RECORDS PROVIDED >>
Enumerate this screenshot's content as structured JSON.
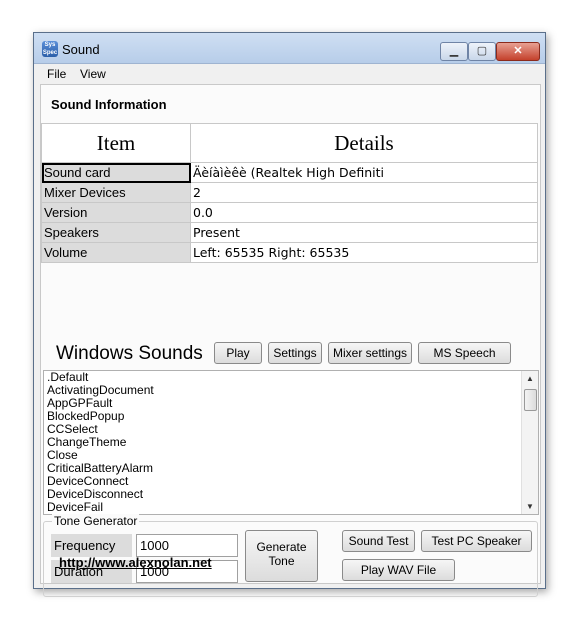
{
  "window": {
    "title": "Sound",
    "icon_text": "Sys\nSpec",
    "min_glyph": "▁",
    "max_glyph": "▢",
    "close_glyph": "✕"
  },
  "menu": [
    "File",
    "View"
  ],
  "section_title": "Sound Information",
  "table": {
    "headers": [
      "Item",
      "Details"
    ],
    "rows": [
      {
        "k": "Sound card",
        "v": "Äèíàìèêè (Realtek High Definiti"
      },
      {
        "k": "Mixer Devices",
        "v": "2"
      },
      {
        "k": "Version",
        "v": "0.0"
      },
      {
        "k": "Speakers",
        "v": "Present"
      },
      {
        "k": "Volume",
        "v": "Left: 65535 Right: 65535"
      }
    ]
  },
  "windows_sounds": {
    "title": "Windows Sounds",
    "buttons": [
      "Play",
      "Settings",
      "Mixer settings",
      "MS Speech"
    ],
    "list": [
      ".Default",
      "ActivatingDocument",
      "AppGPFault",
      "BlockedPopup",
      "CCSelect",
      "ChangeTheme",
      "Close",
      "CriticalBatteryAlarm",
      "DeviceConnect",
      "DeviceDisconnect",
      "DeviceFail"
    ]
  },
  "tone": {
    "legend": "Tone Generator",
    "frequency_label": "Frequency",
    "frequency_value": "1000",
    "duration_label": "Duration",
    "duration_value": "1000",
    "generate_label": "Generate Tone",
    "sound_test": "Sound Test",
    "test_pc_speaker": "Test PC Speaker",
    "play_wav": "Play WAV File"
  },
  "link": "http://www.alexnolan.net"
}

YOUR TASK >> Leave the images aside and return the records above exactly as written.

TASK SOLUTION >>
Enumerate this screenshot's content as structured JSON.
{
  "window": {
    "title": "Sound",
    "icon_text": "Sys\nSpec",
    "min_glyph": "▁",
    "max_glyph": "▢",
    "close_glyph": "✕"
  },
  "menu": [
    "File",
    "View"
  ],
  "section_title": "Sound Information",
  "table": {
    "headers": [
      "Item",
      "Details"
    ],
    "rows": [
      {
        "k": "Sound card",
        "v": "Äèíàìèêè (Realtek High Definiti"
      },
      {
        "k": "Mixer Devices",
        "v": "2"
      },
      {
        "k": "Version",
        "v": "0.0"
      },
      {
        "k": "Speakers",
        "v": "Present"
      },
      {
        "k": "Volume",
        "v": "Left: 65535 Right: 65535"
      }
    ]
  },
  "windows_sounds": {
    "title": "Windows Sounds",
    "buttons": [
      "Play",
      "Settings",
      "Mixer settings",
      "MS Speech"
    ],
    "list": [
      ".Default",
      "ActivatingDocument",
      "AppGPFault",
      "BlockedPopup",
      "CCSelect",
      "ChangeTheme",
      "Close",
      "CriticalBatteryAlarm",
      "DeviceConnect",
      "DeviceDisconnect",
      "DeviceFail"
    ]
  },
  "tone": {
    "legend": "Tone Generator",
    "frequency_label": "Frequency",
    "frequency_value": "1000",
    "duration_label": "Duration",
    "duration_value": "1000",
    "generate_label": "Generate Tone",
    "sound_test": "Sound Test",
    "test_pc_speaker": "Test PC Speaker",
    "play_wav": "Play WAV File"
  },
  "link": "http://www.alexnolan.net"
}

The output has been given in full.